Excerpts from an interface dataset:
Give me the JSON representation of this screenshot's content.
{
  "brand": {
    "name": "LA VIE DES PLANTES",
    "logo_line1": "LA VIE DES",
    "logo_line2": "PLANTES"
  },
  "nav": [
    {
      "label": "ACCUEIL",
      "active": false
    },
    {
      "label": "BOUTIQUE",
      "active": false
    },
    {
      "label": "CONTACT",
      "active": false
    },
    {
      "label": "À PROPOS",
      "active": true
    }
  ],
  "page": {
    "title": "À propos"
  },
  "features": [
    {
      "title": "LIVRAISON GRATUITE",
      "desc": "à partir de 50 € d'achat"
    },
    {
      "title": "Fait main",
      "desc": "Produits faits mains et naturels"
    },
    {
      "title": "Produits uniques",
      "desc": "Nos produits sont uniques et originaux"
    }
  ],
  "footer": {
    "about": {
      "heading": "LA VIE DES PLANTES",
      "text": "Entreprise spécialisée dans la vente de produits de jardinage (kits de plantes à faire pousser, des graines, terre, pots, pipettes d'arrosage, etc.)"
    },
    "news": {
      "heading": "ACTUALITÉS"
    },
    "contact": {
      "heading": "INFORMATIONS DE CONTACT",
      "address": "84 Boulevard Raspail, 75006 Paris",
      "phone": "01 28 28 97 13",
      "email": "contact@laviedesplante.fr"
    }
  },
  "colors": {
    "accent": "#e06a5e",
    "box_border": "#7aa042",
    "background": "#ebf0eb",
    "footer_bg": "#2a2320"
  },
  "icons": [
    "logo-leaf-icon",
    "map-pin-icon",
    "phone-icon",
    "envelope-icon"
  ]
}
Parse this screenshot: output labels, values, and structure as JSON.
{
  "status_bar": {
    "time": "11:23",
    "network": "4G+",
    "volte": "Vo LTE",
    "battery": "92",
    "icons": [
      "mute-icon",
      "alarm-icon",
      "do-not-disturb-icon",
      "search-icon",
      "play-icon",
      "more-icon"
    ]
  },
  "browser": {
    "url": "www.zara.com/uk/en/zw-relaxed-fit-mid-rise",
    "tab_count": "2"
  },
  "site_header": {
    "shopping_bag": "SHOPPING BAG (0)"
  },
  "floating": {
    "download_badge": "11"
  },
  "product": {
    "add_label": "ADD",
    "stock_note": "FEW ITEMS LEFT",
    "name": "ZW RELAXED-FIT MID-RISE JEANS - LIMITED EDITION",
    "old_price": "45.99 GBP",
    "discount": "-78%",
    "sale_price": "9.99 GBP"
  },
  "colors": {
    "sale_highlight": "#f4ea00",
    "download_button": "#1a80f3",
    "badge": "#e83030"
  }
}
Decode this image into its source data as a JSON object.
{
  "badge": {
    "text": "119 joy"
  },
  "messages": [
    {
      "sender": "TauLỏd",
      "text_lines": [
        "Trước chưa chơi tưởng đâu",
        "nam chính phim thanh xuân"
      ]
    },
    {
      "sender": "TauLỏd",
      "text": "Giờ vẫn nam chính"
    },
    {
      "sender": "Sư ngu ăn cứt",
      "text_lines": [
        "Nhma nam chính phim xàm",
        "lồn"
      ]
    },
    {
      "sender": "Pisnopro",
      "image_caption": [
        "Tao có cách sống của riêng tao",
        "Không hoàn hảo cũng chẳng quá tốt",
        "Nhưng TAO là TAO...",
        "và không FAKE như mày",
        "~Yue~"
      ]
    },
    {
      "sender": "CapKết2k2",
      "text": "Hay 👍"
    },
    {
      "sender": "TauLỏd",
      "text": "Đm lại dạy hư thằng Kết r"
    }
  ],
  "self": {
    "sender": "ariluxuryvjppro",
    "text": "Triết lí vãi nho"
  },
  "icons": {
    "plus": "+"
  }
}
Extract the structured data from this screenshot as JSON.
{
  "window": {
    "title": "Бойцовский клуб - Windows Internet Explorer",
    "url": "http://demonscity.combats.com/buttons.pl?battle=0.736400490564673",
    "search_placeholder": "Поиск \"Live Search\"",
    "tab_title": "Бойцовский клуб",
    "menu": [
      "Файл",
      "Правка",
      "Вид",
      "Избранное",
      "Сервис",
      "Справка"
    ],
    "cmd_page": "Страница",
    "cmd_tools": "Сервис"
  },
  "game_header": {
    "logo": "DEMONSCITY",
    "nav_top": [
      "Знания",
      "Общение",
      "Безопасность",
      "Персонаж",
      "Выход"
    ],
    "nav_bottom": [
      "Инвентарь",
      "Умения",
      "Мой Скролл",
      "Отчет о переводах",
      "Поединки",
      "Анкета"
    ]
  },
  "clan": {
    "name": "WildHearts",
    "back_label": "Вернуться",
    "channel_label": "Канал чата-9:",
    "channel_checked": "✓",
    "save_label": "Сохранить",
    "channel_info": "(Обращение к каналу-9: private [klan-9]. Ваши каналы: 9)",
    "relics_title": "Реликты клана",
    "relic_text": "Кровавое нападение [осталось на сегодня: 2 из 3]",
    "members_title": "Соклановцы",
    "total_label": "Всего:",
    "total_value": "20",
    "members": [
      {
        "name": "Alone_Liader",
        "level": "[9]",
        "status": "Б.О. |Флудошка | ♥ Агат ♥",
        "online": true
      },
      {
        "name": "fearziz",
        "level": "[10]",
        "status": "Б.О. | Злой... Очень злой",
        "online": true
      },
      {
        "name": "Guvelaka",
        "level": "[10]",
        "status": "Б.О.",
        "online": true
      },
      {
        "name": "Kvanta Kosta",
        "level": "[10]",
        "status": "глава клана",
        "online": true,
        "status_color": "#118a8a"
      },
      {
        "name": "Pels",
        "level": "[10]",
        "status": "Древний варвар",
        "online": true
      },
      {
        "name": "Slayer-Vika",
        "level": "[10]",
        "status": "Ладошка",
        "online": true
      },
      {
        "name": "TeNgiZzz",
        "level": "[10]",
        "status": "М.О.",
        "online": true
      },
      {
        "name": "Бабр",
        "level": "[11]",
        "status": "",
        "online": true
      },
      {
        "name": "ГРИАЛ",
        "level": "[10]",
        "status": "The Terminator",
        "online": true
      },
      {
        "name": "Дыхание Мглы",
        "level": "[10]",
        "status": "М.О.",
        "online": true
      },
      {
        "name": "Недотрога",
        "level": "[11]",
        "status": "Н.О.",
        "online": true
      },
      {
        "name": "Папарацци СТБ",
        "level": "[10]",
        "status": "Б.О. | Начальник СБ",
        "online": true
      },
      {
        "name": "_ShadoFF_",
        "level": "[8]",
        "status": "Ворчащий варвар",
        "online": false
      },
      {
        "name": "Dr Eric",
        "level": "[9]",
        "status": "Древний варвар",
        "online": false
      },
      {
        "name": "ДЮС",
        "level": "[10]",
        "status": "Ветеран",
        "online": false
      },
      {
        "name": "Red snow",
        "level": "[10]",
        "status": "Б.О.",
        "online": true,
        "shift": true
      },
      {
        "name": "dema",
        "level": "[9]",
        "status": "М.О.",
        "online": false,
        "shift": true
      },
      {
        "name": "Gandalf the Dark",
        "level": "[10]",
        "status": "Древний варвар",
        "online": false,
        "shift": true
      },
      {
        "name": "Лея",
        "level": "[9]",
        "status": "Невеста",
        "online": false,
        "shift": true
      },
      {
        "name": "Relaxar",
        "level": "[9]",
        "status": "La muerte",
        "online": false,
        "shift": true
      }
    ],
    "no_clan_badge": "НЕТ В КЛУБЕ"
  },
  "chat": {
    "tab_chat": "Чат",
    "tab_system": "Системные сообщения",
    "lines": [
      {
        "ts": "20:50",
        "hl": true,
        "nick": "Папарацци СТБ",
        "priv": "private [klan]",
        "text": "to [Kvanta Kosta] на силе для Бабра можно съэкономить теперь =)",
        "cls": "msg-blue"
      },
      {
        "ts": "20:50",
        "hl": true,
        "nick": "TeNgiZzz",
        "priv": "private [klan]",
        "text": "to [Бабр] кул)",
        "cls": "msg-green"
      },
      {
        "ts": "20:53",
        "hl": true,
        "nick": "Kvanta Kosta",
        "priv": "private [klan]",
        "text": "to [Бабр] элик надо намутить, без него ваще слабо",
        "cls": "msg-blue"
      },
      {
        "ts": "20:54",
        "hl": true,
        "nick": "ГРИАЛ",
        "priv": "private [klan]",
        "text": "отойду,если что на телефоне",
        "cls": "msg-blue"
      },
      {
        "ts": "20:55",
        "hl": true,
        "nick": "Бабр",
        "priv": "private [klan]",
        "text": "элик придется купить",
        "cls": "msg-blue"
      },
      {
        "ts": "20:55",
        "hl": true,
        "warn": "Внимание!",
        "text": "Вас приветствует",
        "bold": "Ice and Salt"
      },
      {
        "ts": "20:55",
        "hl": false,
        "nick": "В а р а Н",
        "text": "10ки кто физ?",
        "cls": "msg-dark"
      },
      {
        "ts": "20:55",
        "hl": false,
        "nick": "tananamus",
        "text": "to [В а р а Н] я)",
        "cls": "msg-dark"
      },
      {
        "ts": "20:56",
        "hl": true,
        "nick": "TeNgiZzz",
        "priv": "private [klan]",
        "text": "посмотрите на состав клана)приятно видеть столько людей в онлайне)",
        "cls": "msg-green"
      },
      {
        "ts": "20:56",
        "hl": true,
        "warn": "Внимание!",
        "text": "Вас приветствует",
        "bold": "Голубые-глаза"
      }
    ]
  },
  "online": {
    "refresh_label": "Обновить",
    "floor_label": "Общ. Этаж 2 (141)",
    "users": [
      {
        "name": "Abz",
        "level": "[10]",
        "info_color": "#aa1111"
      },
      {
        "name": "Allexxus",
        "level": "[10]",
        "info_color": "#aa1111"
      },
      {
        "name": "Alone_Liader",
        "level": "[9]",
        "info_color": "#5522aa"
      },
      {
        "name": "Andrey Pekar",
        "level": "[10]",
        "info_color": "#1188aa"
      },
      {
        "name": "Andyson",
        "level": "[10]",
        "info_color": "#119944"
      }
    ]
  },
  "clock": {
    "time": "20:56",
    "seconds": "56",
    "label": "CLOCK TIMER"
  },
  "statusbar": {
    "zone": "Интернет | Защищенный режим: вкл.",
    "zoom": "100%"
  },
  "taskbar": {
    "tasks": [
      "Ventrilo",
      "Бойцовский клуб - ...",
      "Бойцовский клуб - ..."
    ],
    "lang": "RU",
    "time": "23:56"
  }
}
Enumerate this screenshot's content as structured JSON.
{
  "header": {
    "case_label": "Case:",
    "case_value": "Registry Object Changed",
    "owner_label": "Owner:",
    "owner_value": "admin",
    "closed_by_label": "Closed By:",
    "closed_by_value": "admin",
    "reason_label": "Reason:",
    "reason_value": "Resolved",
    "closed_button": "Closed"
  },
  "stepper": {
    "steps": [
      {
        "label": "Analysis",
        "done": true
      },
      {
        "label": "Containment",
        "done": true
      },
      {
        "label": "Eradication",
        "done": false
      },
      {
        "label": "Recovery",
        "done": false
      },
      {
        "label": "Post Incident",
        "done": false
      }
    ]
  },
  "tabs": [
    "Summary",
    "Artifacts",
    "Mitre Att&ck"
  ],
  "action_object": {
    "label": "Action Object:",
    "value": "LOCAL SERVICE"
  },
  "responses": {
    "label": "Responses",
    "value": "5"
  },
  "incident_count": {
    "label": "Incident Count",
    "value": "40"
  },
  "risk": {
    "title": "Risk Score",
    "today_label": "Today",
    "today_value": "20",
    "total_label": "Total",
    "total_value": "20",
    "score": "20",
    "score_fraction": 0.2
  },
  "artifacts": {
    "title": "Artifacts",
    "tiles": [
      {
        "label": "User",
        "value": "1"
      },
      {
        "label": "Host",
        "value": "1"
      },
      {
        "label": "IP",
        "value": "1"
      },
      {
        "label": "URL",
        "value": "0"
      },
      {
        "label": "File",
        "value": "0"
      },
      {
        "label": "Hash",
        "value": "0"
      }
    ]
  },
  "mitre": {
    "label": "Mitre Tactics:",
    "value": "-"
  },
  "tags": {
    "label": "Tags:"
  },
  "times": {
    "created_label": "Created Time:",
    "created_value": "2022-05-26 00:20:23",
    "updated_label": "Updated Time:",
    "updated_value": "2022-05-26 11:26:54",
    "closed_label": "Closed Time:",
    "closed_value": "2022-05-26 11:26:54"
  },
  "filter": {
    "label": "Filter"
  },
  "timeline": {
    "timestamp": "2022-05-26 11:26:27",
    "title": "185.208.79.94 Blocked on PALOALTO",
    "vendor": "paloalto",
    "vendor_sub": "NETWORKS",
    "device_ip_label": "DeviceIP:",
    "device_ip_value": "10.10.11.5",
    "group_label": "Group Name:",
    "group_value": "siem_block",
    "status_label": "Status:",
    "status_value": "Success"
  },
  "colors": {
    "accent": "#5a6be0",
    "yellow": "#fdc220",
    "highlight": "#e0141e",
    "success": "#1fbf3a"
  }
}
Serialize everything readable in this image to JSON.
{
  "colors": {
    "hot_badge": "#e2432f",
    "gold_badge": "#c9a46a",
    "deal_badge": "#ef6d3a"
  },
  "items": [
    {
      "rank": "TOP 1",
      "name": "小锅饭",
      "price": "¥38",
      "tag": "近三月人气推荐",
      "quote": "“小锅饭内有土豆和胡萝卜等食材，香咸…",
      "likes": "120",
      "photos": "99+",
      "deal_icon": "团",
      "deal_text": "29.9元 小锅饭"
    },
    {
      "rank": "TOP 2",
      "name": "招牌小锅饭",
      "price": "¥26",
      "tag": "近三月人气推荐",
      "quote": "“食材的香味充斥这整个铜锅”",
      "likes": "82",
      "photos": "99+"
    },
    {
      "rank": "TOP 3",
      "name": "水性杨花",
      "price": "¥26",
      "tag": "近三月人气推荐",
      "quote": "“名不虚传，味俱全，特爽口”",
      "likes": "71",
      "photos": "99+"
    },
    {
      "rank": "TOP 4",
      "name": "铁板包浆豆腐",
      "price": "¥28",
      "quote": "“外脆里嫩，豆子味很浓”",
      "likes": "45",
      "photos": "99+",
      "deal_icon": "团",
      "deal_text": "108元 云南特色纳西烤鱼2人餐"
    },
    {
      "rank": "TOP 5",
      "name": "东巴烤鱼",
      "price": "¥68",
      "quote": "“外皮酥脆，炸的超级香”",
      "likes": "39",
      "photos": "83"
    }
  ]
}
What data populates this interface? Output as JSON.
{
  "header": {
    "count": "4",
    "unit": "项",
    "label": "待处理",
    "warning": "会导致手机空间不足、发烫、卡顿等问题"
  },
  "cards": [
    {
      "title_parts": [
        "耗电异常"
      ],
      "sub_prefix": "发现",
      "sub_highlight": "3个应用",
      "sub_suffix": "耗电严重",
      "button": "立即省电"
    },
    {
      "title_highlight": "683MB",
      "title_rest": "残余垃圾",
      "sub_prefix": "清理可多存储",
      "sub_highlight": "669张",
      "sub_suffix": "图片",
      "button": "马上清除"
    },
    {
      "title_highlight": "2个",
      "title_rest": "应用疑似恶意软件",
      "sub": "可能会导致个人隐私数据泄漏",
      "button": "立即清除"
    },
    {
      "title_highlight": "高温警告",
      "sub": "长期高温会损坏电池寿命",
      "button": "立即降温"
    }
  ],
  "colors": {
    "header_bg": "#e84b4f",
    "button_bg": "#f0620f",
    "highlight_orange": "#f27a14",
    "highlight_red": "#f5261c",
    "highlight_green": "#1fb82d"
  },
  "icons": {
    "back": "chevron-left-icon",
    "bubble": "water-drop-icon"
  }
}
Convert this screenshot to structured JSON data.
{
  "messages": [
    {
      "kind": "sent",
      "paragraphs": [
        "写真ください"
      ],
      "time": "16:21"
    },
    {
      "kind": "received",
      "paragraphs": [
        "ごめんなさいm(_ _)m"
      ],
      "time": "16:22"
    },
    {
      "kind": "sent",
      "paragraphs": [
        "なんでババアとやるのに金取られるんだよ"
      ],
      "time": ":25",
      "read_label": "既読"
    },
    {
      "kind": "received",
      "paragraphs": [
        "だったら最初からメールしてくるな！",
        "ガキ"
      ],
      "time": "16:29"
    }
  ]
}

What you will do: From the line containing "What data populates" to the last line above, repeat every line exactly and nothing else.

Task result:
What data populates this interface? Output as JSON.
{
  "header": {
    "count": "4",
    "unit": "项",
    "label": "待处理",
    "warning": "会导致手机空间不足、发烫、卡顿等问题"
  },
  "cards": [
    {
      "title_parts": [
        "耗电异常"
      ],
      "sub_prefix": "发现",
      "sub_highlight": "3个应用",
      "sub_suffix": "耗电严重",
      "button": "立即省电"
    },
    {
      "title_highlight": "683MB",
      "title_rest": "残余垃圾",
      "sub_prefix": "清理可多存储",
      "sub_highlight": "669张",
      "sub_suffix": "图片",
      "button": "马上清除"
    },
    {
      "title_highlight": "2个",
      "title_rest": "应用疑似恶意软件",
      "sub": "可能会导致个人隐私数据泄漏",
      "button": "立即清除"
    },
    {
      "title_highlight": "高温警告",
      "sub": "长期高温会损坏电池寿命",
      "button": "立即降温"
    }
  ],
  "colors": {
    "header_bg": "#e84b4f",
    "button_bg": "#f0620f",
    "highlight_orange": "#f27a14",
    "highlight_red": "#f5261c",
    "highlight_green": "#1fb82d"
  },
  "icons": {
    "back": "chevron-left-icon",
    "bubble": "water-drop-icon"
  }
}
Convert this screenshot to structured JSON data.
{
  "messages": [
    {
      "kind": "sent",
      "paragraphs": [
        "写真ください"
      ],
      "time": "16:21"
    },
    {
      "kind": "received",
      "paragraphs": [
        "ごめんなさいm(_ _)m"
      ],
      "time": "16:22"
    },
    {
      "kind": "sent",
      "paragraphs": [
        "なんでババアとやるのに金取られるんだよ"
      ],
      "time": ":25",
      "read_label": "既読"
    },
    {
      "kind": "received",
      "paragraphs": [
        "だったら最初からメールしてくるな！",
        "ガキ"
      ],
      "time": "16:29"
    }
  ]
}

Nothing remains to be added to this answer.